South is the current British number four
Britain's Melanie South reached the third round of the DFS Classic with a gutsy 6-3 7-5 win over Sybille Bammer.
The Surrey 22-year-old displayed great courage to oust the Austrian fourth seed in a match in which there were twice as many service breaks as holds.
The British number four twice fought back from 0-40 down to hold serve as she beat the world number 28.
She was also confirmed as a Wimbledon wildcard entry with Elena Baltacha, Katie O'Brien and Naomi Cavaday.
South said: "I don't feel I served that well but I fought really hard and returned well. I kept being aggressive because I wanted to win it in two sets and not go to a third."
South will now play Japan's Aiko Nakamura or Israel's Tzipora Obziler in the third round on Thursday, hoping to emulate Sue Barker - the only Briton to ever reach the quarter-finals in Birmingham.
British number Anne Keothavong crashed out in the first round, beaten 6-3 6-2 by 12th seed Kateryna Bondarenko.
Keothavong converted only one of four break points and dropped her own serve five times as she lost in 64 minutes.
The Londoner, 24, recently became the first GB woman in the world top 100 since 1999.
But she never looked like troubling Bondarenko after being broken in the third game.
She trailed 5-1 before staging a brief rally, breaking her opponent for the only time, but she called for help from her coach after losing the first set.
I was on the back foot and it was tough to get into the match, although there were opportunities for me
Bondarenko, who with sister Alona won the women's doubles at this year's Australian Open, was tested for the only time in the match in the fifth game of the second set.
She was forced to save two break points after missing an easy volley at the net and then double faulting for the second time.
But she eventually prevailed after five deuces and wrapped up the match by breaking Keothavong for a second time in the eighth game.
The Briton, who reached last week's Surbiton final, said: "I didn't serve as well as I would have liked and that cost me quite a bit.
"I expected it to be closer. I was on the back foot and it was tough to get into the match, although there were opportunities for me.

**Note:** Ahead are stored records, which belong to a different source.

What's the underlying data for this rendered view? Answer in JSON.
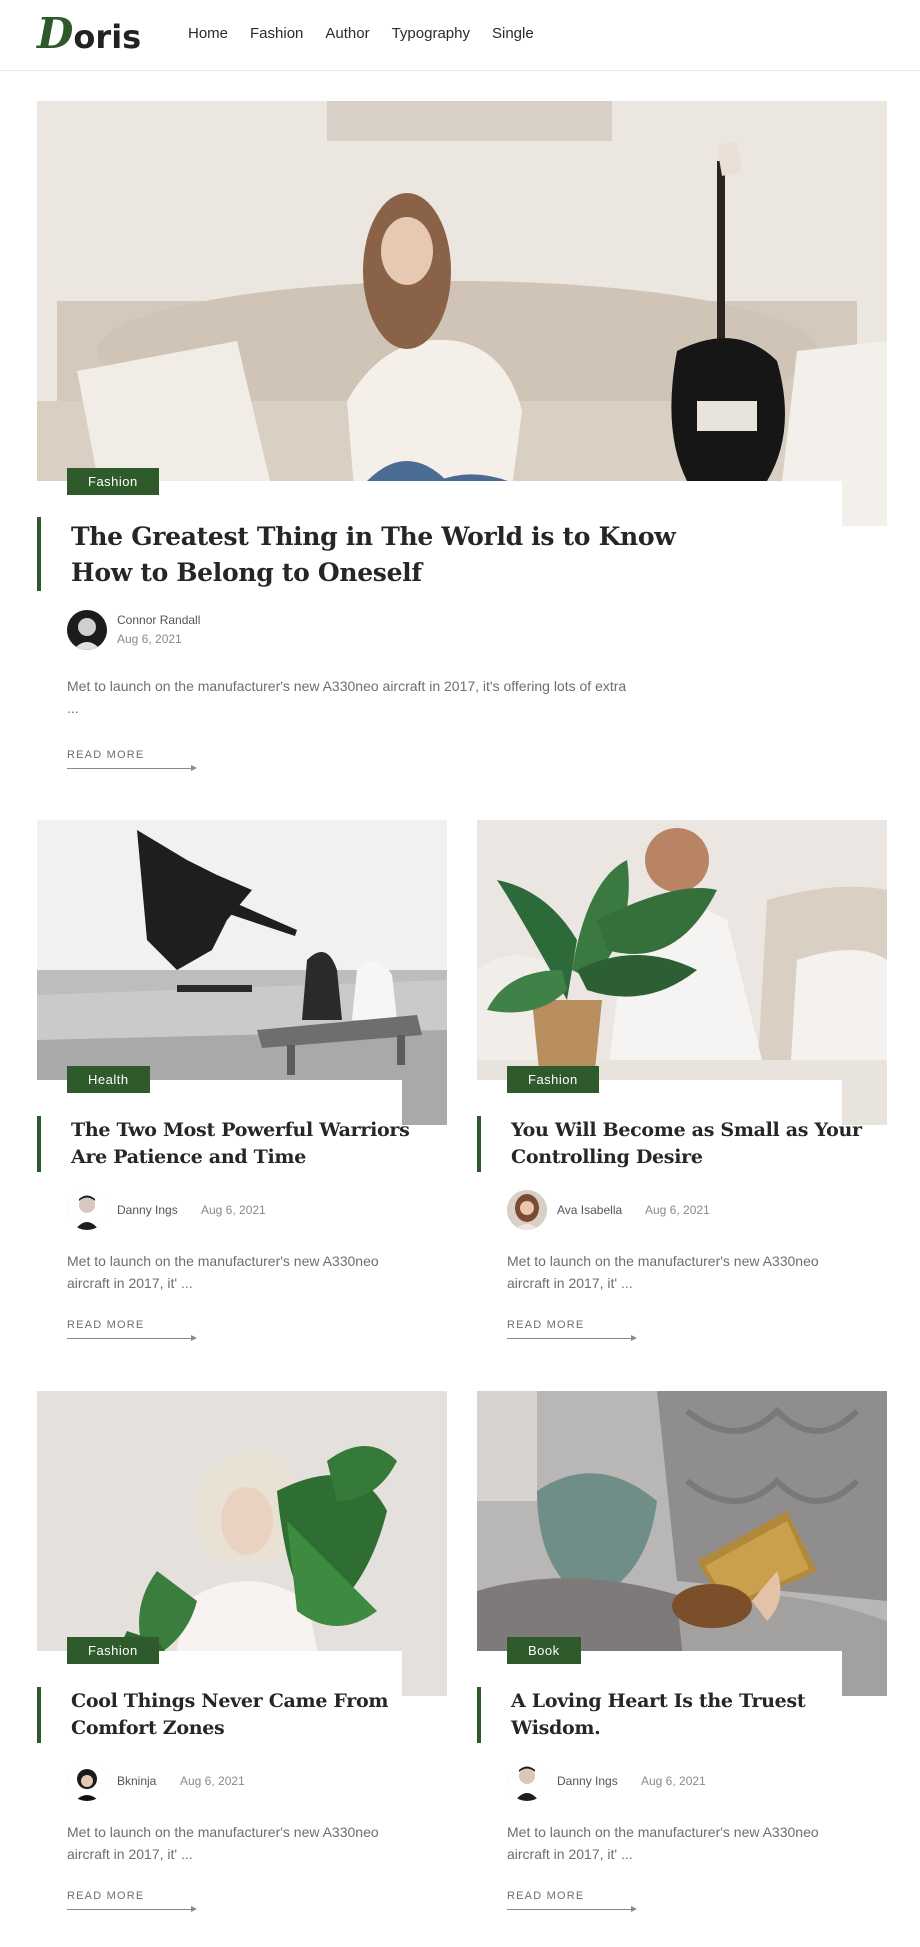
{
  "brand": {
    "logo_initial": "D",
    "logo_rest": "oris"
  },
  "nav": [
    {
      "label": "Home"
    },
    {
      "label": "Fashion"
    },
    {
      "label": "Author"
    },
    {
      "label": "Typography"
    },
    {
      "label": "Single"
    }
  ],
  "featured": {
    "category": "Fashion",
    "title_line1": "The Greatest Thing in The World is to Know",
    "title_line2": "How to Belong to Oneself",
    "author": "Connor Randall",
    "date": "Aug 6, 2021",
    "excerpt_line1": "Met to launch on the manufacturer's new A330neo aircraft in 2017, it's offering lots of extra",
    "excerpt_line2": "...",
    "read_more": "READ MORE"
  },
  "posts": [
    {
      "category": "Health",
      "title_line1": "The Two Most Powerful Warriors",
      "title_line2": "Are Patience and Time",
      "author": "Danny Ings",
      "date": "Aug 6, 2021",
      "excerpt_line1": "Met to launch on the manufacturer's new A330neo",
      "excerpt_line2": "aircraft in 2017, it' ...",
      "read_more": "READ MORE"
    },
    {
      "category": "Fashion",
      "title_line1": "You Will Become as Small as Your",
      "title_line2": "Controlling Desire",
      "author": "Ava Isabella",
      "date": "Aug 6, 2021",
      "excerpt_line1": "Met to launch on the manufacturer's new A330neo",
      "excerpt_line2": "aircraft in 2017, it' ...",
      "read_more": "READ MORE"
    },
    {
      "category": "Fashion",
      "title_line1": "Cool Things Never Came From",
      "title_line2": "Comfort Zones",
      "author": "Bkninja",
      "date": "Aug 6, 2021",
      "excerpt_line1": "Met to launch on the manufacturer's new A330neo",
      "excerpt_line2": "aircraft in 2017, it' ...",
      "read_more": "READ MORE"
    },
    {
      "category": "Book",
      "title_line1": "A Loving Heart Is the Truest",
      "title_line2": "Wisdom.",
      "author": "Danny Ings",
      "date": "Aug 6, 2021",
      "excerpt_line1": "Met to launch on the manufacturer's new A330neo",
      "excerpt_line2": "aircraft in 2017, it' ...",
      "read_more": "READ MORE"
    }
  ],
  "colors": {
    "accent": "#2f5a2c",
    "text": "#262626",
    "muted": "#6e6e6e"
  }
}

"But it's not the end of the world. I had a good week last week and I've got another tournament before Wimbledon so hopefully I will improve."
Keothavong plays at the Ordina Open in the Netherlands for the first time next week.